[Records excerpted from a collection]
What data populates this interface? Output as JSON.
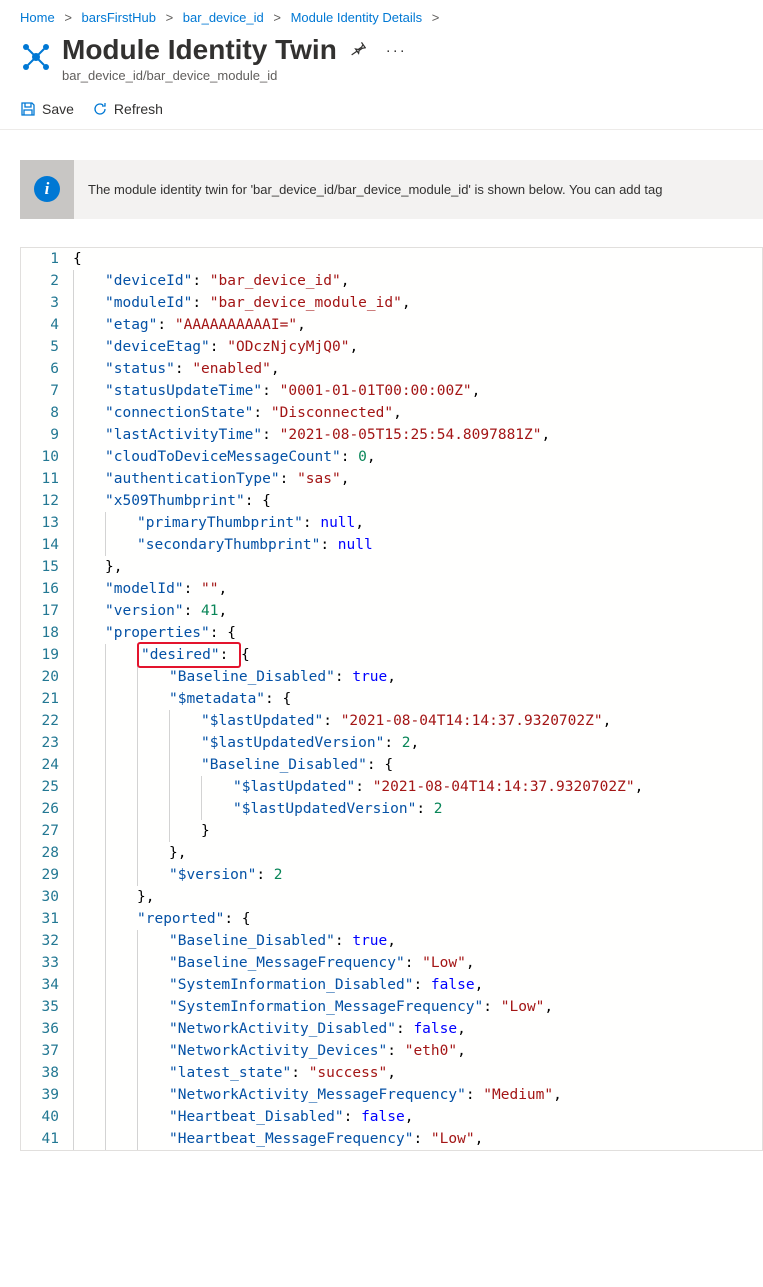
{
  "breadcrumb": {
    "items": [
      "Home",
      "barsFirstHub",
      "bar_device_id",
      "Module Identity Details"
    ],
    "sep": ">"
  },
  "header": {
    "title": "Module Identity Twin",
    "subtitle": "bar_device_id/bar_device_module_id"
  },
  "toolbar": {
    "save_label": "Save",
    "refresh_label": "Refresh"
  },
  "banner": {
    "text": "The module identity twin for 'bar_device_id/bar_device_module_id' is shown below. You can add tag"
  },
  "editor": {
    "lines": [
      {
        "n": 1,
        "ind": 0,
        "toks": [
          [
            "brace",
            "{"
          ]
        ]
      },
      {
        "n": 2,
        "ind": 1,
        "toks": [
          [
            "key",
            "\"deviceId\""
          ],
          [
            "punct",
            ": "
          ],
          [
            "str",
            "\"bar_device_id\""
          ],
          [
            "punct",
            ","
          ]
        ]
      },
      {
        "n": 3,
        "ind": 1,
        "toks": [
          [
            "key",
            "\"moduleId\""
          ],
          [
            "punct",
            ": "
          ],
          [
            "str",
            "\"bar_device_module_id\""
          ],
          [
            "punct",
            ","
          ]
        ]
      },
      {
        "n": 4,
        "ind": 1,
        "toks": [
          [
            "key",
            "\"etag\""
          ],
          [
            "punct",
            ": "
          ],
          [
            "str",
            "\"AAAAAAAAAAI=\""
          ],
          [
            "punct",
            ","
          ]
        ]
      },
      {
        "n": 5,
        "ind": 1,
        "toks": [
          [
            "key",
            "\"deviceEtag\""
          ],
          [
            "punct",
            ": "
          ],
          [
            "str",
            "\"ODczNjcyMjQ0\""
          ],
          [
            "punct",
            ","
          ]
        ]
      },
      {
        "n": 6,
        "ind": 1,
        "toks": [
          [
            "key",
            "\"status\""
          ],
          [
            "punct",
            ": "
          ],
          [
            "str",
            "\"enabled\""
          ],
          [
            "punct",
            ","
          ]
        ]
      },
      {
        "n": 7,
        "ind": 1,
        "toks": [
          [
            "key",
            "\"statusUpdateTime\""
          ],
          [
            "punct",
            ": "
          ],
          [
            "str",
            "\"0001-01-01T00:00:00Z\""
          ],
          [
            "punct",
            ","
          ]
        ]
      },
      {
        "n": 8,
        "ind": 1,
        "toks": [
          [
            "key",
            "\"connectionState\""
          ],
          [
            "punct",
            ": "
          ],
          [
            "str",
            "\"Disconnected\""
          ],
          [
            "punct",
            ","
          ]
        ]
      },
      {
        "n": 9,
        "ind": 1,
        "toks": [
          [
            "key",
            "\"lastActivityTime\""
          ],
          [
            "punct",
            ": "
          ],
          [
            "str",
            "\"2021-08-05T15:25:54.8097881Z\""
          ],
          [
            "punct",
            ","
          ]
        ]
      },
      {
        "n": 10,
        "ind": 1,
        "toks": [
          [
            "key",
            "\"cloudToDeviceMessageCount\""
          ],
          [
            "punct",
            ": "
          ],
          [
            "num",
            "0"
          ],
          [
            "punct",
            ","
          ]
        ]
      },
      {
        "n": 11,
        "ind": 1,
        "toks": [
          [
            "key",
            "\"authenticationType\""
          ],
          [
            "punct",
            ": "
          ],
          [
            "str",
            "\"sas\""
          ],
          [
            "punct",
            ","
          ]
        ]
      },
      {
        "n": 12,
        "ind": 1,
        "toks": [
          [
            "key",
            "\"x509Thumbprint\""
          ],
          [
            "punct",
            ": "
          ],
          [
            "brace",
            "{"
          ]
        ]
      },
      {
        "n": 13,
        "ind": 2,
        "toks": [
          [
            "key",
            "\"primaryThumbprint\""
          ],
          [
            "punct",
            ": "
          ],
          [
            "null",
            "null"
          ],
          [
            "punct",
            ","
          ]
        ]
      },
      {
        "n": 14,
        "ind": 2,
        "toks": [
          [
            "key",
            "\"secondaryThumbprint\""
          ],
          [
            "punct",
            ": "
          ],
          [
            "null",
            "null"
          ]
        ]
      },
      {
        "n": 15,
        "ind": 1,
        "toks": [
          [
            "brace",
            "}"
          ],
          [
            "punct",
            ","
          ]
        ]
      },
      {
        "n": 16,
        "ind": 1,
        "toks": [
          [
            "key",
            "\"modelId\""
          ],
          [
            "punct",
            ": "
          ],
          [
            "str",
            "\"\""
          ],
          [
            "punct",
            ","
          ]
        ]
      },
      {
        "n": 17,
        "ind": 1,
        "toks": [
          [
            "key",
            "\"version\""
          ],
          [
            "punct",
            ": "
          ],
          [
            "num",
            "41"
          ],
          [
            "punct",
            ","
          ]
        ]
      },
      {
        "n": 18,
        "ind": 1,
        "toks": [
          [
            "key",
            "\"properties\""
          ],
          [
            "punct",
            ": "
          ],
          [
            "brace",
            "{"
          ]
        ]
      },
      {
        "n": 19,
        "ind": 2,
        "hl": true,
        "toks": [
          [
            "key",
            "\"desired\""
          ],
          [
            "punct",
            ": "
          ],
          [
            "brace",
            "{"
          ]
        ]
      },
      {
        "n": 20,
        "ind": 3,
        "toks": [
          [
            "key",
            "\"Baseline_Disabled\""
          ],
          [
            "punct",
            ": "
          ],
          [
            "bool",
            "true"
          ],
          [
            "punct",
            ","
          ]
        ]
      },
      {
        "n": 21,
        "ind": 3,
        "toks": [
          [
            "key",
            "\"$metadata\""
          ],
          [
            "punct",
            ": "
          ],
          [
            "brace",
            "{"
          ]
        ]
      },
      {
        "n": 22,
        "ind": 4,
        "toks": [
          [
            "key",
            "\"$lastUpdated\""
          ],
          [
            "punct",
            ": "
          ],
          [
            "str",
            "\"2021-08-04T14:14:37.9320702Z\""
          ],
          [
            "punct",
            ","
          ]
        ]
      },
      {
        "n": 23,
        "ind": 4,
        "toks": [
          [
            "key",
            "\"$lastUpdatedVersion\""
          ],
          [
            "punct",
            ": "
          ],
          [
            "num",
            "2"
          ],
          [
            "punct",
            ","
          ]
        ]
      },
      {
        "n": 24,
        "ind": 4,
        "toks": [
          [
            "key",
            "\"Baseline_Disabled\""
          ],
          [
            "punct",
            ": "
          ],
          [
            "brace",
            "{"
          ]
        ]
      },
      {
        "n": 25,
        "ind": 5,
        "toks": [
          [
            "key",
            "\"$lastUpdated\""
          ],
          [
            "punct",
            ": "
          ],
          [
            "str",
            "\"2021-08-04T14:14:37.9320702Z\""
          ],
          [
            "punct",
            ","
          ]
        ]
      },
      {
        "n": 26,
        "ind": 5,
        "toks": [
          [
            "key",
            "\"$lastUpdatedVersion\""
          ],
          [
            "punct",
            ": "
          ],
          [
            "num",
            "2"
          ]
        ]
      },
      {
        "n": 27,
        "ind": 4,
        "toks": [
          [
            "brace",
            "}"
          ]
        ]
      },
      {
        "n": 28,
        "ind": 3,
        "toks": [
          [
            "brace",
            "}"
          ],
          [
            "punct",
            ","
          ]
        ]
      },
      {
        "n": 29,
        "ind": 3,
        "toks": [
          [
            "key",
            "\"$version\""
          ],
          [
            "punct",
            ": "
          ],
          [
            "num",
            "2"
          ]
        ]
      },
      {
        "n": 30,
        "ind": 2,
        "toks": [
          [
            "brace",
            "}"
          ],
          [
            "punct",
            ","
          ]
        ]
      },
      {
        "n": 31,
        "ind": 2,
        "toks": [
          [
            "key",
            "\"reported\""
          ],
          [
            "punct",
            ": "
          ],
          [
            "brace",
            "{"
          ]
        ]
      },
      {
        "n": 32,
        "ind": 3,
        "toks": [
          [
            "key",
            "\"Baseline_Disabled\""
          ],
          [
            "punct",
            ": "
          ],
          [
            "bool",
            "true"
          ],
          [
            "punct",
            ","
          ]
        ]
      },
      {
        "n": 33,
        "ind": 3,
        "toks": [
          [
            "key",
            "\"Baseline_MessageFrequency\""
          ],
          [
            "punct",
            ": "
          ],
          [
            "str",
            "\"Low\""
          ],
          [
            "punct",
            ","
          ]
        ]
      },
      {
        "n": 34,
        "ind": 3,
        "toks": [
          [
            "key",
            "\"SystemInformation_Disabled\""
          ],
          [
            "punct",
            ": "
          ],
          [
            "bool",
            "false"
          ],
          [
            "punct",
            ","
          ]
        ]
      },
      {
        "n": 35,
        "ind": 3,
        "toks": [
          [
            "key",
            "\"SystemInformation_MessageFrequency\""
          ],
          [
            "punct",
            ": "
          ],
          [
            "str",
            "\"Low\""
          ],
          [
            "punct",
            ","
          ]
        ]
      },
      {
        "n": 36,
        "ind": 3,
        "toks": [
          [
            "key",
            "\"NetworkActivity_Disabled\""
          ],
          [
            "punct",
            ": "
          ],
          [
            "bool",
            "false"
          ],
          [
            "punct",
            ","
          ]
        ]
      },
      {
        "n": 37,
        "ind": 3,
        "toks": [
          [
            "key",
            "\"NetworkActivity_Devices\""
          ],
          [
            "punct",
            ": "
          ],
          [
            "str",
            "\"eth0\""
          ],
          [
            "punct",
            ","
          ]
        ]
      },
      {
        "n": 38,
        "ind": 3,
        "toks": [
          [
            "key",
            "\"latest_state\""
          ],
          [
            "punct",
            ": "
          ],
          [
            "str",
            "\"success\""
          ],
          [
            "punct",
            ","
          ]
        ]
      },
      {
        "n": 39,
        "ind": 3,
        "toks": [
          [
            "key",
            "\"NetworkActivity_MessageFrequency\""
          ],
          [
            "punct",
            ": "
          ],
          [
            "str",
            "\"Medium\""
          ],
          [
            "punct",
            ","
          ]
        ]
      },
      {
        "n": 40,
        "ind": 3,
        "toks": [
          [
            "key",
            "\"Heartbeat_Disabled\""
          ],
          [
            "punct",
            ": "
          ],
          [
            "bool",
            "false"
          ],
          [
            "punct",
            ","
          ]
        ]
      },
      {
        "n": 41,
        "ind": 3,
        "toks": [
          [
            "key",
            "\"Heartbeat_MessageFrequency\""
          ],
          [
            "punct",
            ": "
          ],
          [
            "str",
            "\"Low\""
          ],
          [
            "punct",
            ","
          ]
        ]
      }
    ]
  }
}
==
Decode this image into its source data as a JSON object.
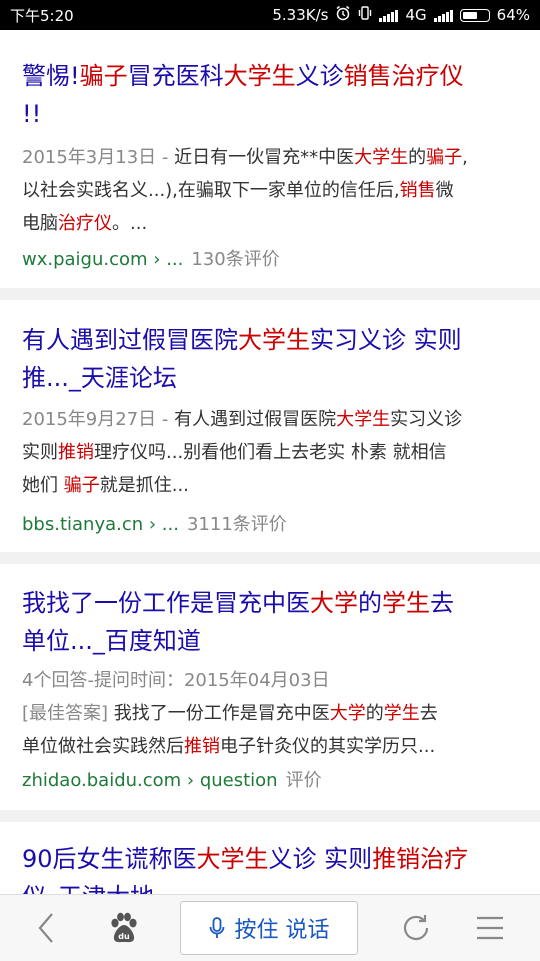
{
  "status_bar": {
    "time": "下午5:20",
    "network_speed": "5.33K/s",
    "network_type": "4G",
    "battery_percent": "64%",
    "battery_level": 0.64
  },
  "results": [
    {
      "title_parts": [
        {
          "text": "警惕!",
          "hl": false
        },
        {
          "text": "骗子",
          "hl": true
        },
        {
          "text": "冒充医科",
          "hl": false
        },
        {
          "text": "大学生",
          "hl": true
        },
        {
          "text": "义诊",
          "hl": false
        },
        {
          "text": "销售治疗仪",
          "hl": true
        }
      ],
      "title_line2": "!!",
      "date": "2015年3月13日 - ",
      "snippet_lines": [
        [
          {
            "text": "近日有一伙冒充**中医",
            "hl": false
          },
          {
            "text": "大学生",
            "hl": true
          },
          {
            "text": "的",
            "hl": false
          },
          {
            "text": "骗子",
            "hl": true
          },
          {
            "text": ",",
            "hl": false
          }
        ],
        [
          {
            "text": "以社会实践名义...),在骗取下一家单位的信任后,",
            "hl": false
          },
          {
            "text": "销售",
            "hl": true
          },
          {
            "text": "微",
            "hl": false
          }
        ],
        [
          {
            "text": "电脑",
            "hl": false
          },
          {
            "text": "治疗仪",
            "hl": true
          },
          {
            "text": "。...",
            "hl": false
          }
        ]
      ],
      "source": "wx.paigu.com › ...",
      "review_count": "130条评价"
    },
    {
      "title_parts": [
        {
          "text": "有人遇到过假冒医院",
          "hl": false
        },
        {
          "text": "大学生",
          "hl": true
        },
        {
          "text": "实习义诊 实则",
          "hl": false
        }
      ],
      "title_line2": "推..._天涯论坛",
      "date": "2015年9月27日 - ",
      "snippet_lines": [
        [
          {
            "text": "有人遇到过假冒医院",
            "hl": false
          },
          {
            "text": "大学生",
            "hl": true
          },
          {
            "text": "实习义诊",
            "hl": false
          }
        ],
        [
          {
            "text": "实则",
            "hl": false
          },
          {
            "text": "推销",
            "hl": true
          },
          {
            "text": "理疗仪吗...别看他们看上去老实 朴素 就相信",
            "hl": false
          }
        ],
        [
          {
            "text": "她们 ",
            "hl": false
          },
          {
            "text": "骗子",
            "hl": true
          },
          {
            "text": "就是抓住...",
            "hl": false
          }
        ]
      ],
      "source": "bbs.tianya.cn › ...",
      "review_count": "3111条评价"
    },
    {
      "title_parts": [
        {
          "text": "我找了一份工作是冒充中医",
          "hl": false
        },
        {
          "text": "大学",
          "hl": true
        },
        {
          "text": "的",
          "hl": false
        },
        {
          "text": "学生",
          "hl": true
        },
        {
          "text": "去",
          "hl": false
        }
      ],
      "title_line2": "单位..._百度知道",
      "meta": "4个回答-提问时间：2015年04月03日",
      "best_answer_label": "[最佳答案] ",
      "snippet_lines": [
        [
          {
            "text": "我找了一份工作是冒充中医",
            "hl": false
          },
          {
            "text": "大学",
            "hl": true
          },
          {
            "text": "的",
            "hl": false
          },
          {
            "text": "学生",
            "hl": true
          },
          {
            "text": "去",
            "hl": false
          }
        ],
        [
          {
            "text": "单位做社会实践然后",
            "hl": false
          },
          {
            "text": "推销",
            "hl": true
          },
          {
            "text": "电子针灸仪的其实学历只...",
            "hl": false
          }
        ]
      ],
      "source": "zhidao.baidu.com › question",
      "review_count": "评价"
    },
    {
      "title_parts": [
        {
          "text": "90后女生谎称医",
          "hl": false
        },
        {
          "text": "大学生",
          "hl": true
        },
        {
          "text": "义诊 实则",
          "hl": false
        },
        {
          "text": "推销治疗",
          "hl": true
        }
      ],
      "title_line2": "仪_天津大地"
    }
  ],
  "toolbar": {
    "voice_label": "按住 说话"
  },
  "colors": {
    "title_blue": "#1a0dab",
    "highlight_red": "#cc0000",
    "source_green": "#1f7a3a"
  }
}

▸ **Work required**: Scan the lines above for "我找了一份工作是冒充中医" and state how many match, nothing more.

▸ **Your solution**: 2